### EXERCISE OBJECTIVE
Please retype, word for word, the line containing "Transcribe this image's" and every line after it through the end of the records, leaving out all pictures.

### Records contained in a dataset
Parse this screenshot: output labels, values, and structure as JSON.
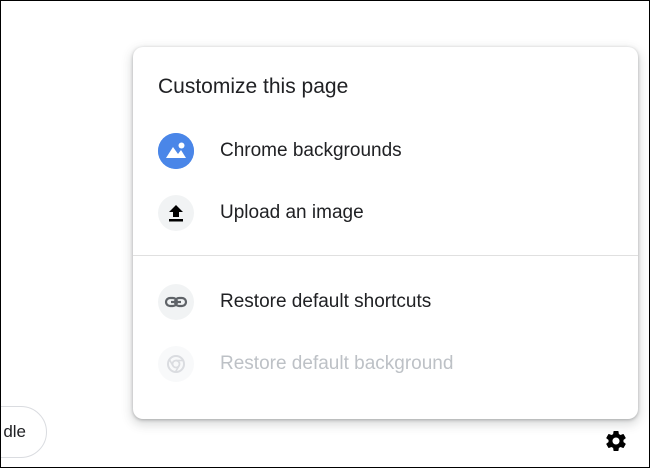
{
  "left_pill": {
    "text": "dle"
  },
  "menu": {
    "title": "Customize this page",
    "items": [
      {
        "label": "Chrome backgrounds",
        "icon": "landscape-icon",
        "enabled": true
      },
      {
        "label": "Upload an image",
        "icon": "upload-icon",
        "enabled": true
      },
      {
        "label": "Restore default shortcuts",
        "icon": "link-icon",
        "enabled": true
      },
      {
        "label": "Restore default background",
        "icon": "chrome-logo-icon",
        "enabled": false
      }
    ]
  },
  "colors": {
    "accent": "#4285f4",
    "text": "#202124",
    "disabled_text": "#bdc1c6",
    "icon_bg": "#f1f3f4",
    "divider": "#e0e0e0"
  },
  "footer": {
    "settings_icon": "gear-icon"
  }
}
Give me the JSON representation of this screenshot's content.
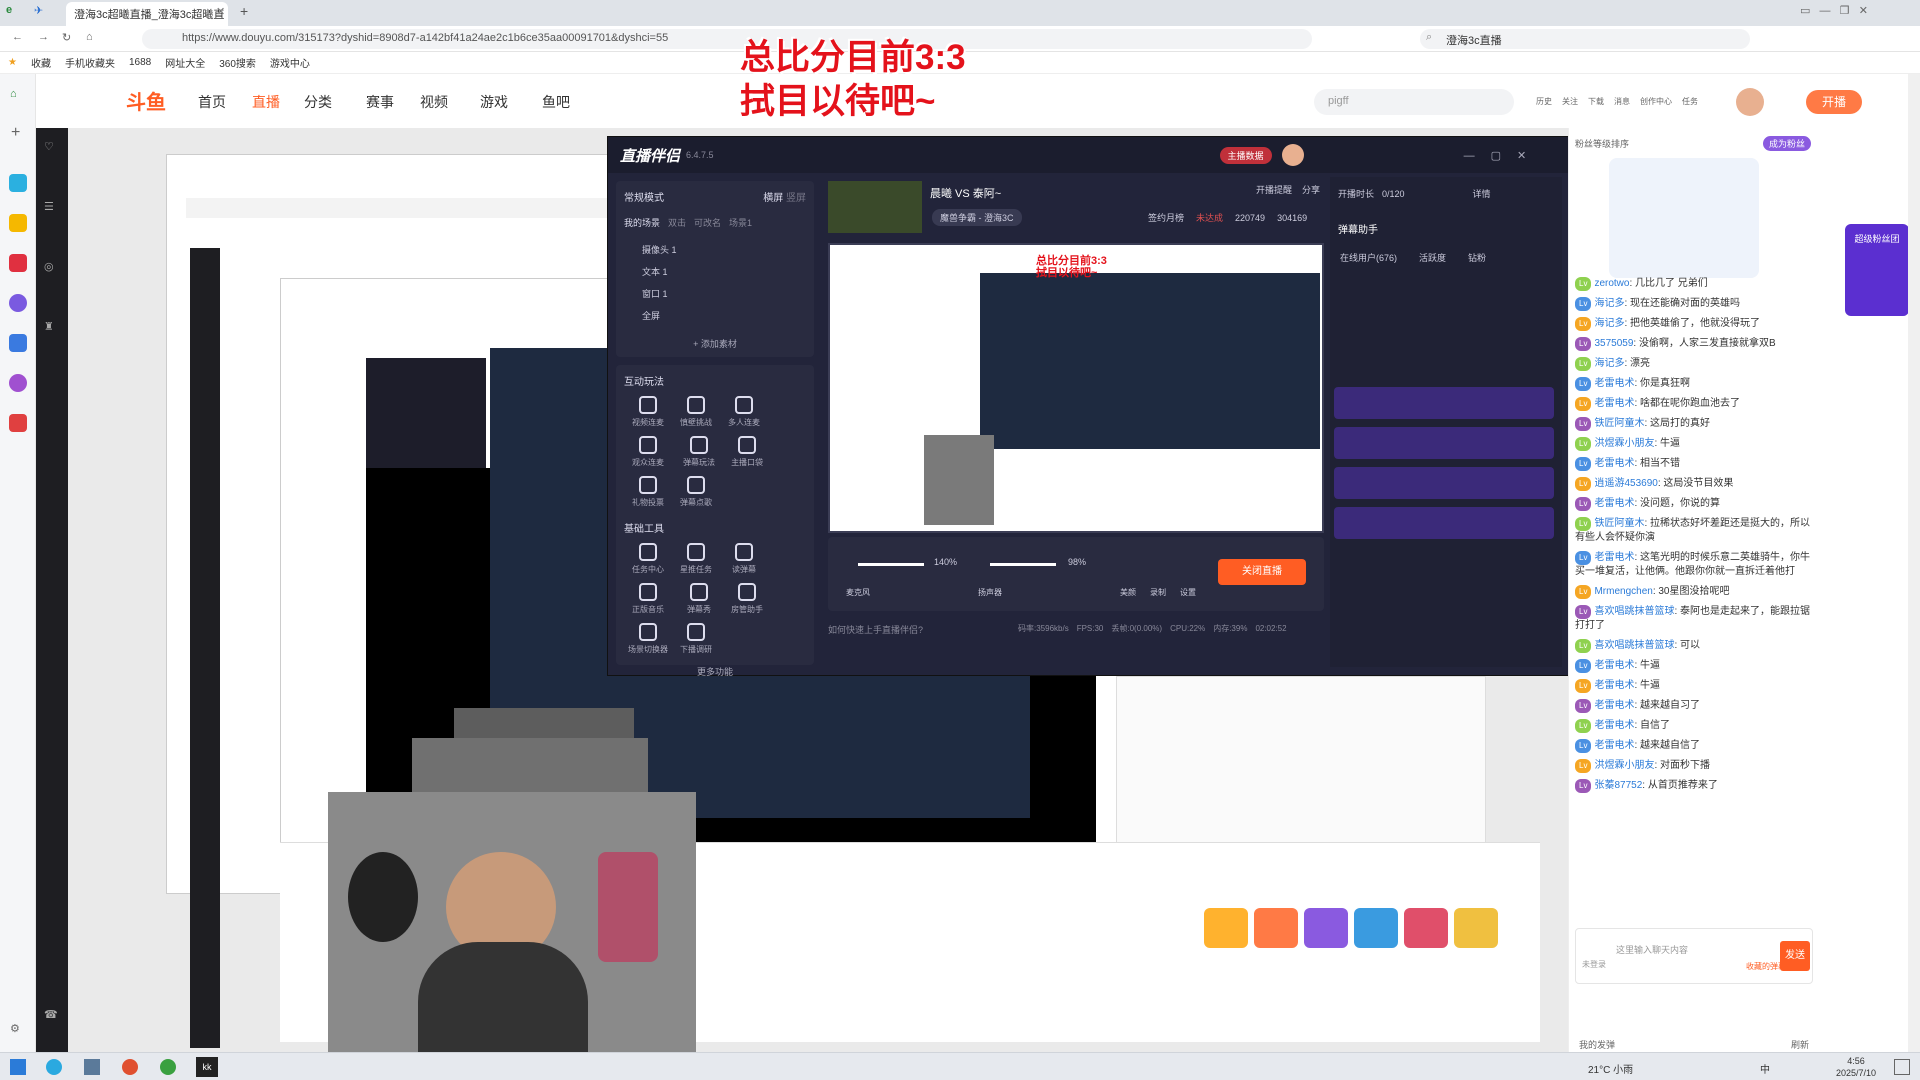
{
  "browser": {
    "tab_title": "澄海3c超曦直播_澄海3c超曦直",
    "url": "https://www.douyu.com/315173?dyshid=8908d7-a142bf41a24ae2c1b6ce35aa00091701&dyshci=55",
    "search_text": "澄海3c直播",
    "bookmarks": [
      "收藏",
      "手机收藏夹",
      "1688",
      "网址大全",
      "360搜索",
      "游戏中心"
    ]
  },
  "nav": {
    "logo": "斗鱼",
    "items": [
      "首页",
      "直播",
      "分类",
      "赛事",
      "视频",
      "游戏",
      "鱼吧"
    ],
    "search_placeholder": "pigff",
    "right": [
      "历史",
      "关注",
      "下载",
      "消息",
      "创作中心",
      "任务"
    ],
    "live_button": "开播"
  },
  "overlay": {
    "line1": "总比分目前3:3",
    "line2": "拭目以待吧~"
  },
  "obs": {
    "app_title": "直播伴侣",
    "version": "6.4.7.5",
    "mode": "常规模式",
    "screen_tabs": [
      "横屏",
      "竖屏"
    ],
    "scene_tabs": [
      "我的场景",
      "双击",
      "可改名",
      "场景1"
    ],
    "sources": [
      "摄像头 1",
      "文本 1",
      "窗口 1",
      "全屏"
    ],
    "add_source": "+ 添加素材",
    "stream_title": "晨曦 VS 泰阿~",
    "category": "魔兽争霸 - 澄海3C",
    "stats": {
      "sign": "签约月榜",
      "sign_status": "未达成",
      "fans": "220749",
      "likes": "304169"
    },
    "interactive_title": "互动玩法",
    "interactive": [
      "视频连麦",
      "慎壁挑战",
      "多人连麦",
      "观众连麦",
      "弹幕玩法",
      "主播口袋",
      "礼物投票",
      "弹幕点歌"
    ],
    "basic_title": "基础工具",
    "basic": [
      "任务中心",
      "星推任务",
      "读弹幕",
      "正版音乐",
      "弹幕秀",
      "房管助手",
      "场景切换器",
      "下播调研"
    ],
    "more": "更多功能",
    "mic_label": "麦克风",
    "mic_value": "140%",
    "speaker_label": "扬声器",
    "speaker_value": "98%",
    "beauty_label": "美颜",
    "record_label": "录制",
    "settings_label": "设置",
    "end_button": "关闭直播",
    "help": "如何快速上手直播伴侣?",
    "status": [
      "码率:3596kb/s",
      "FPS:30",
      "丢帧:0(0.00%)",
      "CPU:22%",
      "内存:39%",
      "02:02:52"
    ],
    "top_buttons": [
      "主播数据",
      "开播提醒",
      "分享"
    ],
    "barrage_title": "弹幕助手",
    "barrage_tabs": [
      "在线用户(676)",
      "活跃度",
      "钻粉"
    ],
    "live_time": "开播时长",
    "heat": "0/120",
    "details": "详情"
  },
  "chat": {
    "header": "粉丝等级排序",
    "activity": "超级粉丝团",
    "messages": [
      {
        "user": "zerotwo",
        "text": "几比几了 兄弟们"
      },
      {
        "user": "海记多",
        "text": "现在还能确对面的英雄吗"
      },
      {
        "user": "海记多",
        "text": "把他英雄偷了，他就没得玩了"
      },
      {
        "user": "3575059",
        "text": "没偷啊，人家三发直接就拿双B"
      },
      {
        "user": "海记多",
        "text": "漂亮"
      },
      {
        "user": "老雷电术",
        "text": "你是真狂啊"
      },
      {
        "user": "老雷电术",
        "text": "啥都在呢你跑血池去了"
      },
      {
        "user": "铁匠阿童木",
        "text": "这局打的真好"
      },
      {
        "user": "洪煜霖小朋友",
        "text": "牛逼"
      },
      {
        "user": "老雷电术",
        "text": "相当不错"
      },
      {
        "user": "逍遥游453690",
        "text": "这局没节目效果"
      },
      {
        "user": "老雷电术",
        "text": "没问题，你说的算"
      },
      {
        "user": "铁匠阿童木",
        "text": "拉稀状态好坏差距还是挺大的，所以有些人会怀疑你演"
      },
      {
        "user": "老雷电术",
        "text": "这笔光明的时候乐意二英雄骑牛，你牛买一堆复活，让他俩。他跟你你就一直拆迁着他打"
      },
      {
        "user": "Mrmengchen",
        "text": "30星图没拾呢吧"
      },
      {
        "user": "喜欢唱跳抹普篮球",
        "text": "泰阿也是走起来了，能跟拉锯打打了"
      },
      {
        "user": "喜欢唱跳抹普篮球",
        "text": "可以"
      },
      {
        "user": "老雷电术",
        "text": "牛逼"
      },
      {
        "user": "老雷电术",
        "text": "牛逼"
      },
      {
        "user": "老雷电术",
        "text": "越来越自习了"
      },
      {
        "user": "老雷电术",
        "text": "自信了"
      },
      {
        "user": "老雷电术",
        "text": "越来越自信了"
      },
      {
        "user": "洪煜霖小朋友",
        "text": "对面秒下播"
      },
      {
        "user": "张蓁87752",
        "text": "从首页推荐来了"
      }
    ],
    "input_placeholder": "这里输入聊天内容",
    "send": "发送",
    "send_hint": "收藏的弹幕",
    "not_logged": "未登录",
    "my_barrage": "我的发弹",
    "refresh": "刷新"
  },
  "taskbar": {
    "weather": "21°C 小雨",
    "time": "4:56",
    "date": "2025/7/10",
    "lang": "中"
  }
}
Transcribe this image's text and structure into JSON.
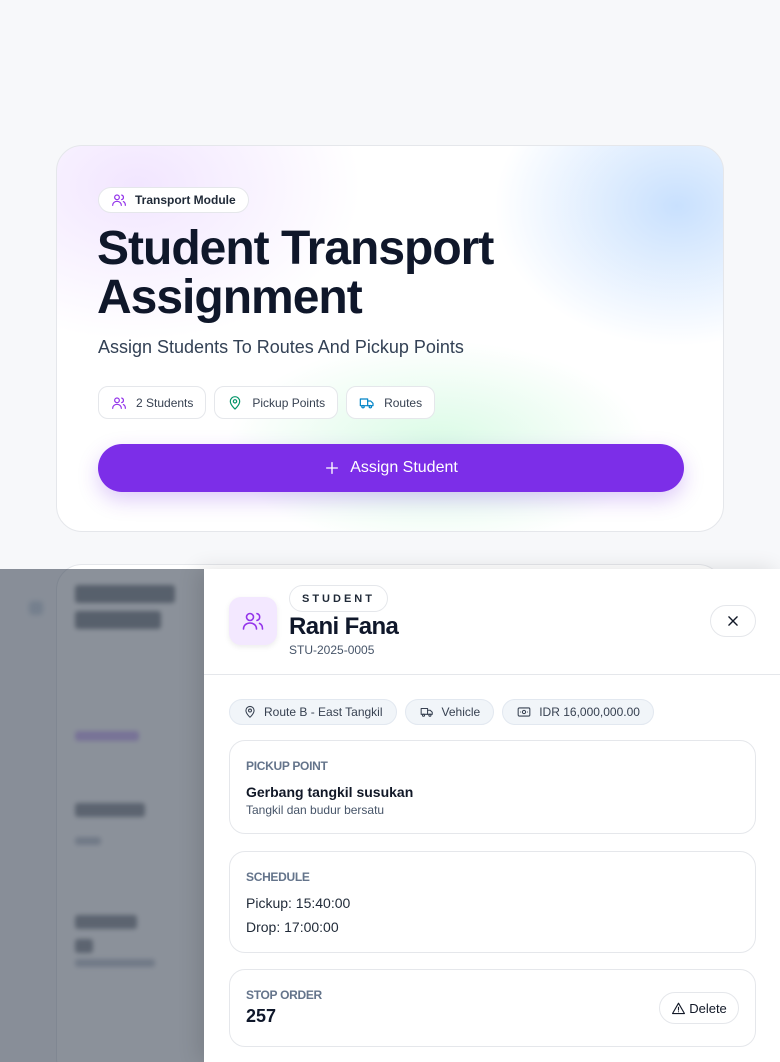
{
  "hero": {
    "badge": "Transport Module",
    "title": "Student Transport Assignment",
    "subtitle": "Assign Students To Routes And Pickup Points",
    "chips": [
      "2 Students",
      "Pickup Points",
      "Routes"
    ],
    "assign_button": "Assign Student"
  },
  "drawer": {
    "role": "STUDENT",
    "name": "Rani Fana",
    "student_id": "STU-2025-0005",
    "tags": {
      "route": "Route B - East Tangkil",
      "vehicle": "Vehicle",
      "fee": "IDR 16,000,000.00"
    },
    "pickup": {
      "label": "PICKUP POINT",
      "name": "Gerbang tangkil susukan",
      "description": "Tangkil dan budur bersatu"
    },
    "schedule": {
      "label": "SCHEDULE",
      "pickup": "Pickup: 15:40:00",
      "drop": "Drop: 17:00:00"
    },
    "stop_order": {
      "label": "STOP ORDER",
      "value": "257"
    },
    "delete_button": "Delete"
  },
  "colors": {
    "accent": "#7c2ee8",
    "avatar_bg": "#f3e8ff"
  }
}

### RESPONSE TO THE EXERCISE
Transcribe this image's text and structure into JSON.
{
  "hero": {
    "badge": "Transport Module",
    "title": "Student Transport Assignment",
    "subtitle": "Assign Students To Routes And Pickup Points",
    "chips": [
      "2 Students",
      "Pickup Points",
      "Routes"
    ],
    "assign_button": "Assign Student"
  },
  "drawer": {
    "role": "STUDENT",
    "name": "Rani Fana",
    "student_id": "STU-2025-0005",
    "tags": {
      "route": "Route B - East Tangkil",
      "vehicle": "Vehicle",
      "fee": "IDR 16,000,000.00"
    },
    "pickup": {
      "label": "PICKUP POINT",
      "name": "Gerbang tangkil susukan",
      "description": "Tangkil dan budur bersatu"
    },
    "schedule": {
      "label": "SCHEDULE",
      "pickup": "Pickup: 15:40:00",
      "drop": "Drop: 17:00:00"
    },
    "stop_order": {
      "label": "STOP ORDER",
      "value": "257"
    },
    "delete_button": "Delete"
  },
  "colors": {
    "accent": "#7c2ee8",
    "avatar_bg": "#f3e8ff"
  }
}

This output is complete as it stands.